**REQUIREMENT**
Please count the lines of the listing below in which "approach" occurs, and reply with the number only.

DATA UNDER STUDY Block Start

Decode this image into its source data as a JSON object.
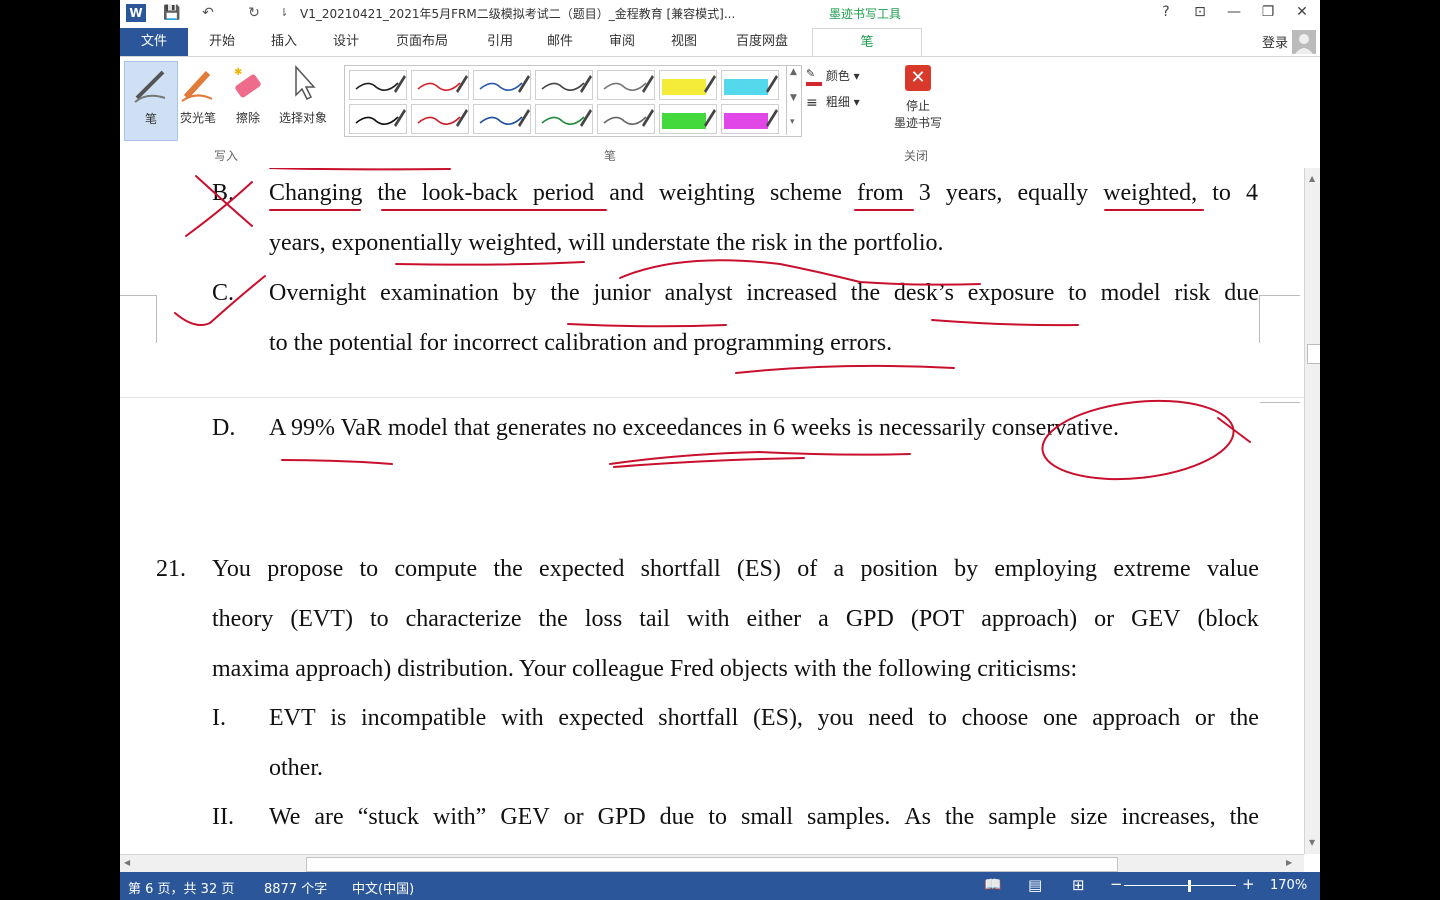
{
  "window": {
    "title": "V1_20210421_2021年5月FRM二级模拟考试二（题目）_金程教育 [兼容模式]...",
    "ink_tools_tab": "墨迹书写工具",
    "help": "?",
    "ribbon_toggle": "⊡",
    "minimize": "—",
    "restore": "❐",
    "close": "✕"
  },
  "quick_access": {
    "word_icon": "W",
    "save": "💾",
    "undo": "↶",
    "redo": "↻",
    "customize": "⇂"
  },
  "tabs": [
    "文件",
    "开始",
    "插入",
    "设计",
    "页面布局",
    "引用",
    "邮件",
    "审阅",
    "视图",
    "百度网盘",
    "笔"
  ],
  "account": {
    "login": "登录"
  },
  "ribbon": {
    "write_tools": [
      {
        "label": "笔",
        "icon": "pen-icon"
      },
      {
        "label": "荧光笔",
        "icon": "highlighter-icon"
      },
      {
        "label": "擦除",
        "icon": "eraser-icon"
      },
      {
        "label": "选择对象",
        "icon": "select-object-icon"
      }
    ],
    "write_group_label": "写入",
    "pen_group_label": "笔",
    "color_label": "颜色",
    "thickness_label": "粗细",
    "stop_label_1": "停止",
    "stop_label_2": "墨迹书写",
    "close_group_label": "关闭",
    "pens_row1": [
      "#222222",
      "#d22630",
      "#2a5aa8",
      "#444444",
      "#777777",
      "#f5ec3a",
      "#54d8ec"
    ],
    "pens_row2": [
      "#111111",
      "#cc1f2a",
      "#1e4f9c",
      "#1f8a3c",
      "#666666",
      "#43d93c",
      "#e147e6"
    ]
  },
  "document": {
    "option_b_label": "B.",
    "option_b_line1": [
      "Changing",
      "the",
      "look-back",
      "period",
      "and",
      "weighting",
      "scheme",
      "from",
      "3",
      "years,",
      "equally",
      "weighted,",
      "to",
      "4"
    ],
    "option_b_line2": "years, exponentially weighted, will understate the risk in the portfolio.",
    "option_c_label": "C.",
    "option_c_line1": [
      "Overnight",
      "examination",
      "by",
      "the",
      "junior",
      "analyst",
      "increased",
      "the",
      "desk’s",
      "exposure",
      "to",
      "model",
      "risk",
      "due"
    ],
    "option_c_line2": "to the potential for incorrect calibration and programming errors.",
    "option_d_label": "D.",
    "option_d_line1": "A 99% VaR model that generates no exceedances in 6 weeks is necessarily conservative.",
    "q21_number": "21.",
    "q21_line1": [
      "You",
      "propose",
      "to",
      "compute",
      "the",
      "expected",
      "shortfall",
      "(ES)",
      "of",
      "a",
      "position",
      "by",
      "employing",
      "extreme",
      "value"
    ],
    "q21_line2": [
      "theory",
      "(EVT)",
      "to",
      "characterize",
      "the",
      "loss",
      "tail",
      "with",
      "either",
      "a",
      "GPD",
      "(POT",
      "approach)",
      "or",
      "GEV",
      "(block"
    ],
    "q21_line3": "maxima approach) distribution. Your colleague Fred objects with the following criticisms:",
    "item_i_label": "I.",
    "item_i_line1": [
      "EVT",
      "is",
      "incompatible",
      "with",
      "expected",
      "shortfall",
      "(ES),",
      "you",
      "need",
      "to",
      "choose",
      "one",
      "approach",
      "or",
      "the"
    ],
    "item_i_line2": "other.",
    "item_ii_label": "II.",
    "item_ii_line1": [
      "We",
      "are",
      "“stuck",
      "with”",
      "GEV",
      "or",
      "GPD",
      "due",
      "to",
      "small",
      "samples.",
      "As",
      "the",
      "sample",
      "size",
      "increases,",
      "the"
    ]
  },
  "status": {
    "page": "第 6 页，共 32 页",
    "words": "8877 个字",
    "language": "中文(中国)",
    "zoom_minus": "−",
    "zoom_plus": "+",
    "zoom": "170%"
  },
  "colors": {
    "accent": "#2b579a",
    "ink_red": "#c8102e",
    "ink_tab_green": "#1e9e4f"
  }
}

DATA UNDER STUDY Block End
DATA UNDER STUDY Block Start

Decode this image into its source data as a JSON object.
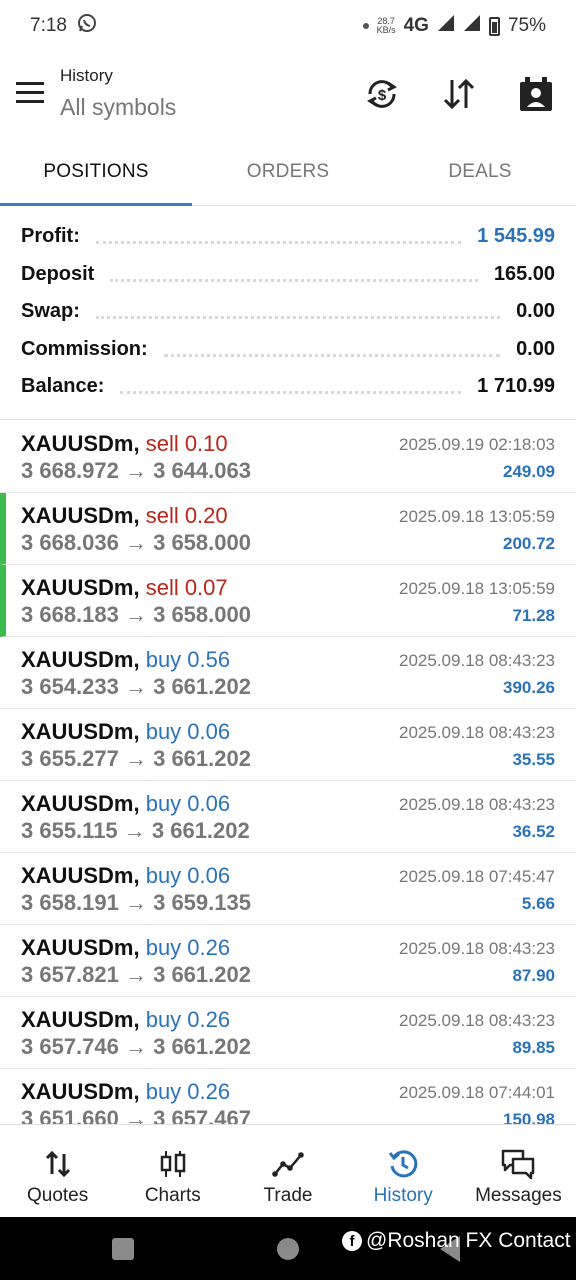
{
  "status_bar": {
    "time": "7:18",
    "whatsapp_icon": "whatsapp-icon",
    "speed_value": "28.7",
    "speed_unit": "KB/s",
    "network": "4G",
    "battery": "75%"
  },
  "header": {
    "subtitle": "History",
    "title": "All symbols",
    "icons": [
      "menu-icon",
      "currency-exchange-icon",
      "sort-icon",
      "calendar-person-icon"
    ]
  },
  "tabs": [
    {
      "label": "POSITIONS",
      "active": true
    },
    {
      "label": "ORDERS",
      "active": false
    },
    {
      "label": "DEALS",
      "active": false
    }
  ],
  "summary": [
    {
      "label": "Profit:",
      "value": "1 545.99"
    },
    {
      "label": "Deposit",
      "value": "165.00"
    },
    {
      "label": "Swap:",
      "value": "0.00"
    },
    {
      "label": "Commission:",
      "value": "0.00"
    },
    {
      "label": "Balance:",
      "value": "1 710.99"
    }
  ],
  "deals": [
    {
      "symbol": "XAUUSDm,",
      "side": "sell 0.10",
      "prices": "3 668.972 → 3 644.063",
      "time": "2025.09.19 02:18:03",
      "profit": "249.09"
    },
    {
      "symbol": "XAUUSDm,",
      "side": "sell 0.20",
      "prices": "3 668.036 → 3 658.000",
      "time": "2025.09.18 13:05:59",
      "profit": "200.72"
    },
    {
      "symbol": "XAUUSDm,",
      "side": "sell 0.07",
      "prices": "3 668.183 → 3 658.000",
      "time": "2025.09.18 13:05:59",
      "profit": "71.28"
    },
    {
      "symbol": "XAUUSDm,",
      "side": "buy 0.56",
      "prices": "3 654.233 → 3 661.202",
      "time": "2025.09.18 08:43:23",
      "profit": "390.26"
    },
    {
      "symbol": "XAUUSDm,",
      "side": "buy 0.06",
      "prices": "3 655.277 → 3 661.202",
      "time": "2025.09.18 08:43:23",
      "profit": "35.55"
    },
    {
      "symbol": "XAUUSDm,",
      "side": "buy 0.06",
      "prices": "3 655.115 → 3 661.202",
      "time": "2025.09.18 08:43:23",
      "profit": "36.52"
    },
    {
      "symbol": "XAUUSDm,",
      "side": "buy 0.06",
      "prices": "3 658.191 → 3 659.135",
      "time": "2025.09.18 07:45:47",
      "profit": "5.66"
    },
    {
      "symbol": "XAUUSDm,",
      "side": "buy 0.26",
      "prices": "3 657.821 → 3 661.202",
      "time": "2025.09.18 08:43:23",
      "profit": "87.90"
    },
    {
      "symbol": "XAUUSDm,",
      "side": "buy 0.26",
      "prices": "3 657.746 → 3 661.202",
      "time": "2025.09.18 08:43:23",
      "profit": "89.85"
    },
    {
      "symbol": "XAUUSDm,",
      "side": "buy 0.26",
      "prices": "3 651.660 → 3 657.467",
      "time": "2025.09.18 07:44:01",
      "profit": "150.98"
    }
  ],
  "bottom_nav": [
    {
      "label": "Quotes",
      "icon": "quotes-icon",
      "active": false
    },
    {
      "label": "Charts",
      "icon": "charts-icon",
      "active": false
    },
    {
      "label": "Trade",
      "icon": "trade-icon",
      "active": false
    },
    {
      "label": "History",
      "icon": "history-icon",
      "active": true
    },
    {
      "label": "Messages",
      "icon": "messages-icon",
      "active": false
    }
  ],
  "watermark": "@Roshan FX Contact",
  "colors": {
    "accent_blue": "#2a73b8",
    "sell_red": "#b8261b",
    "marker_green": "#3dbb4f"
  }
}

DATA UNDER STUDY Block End

**SOLVED EXERCISE**
3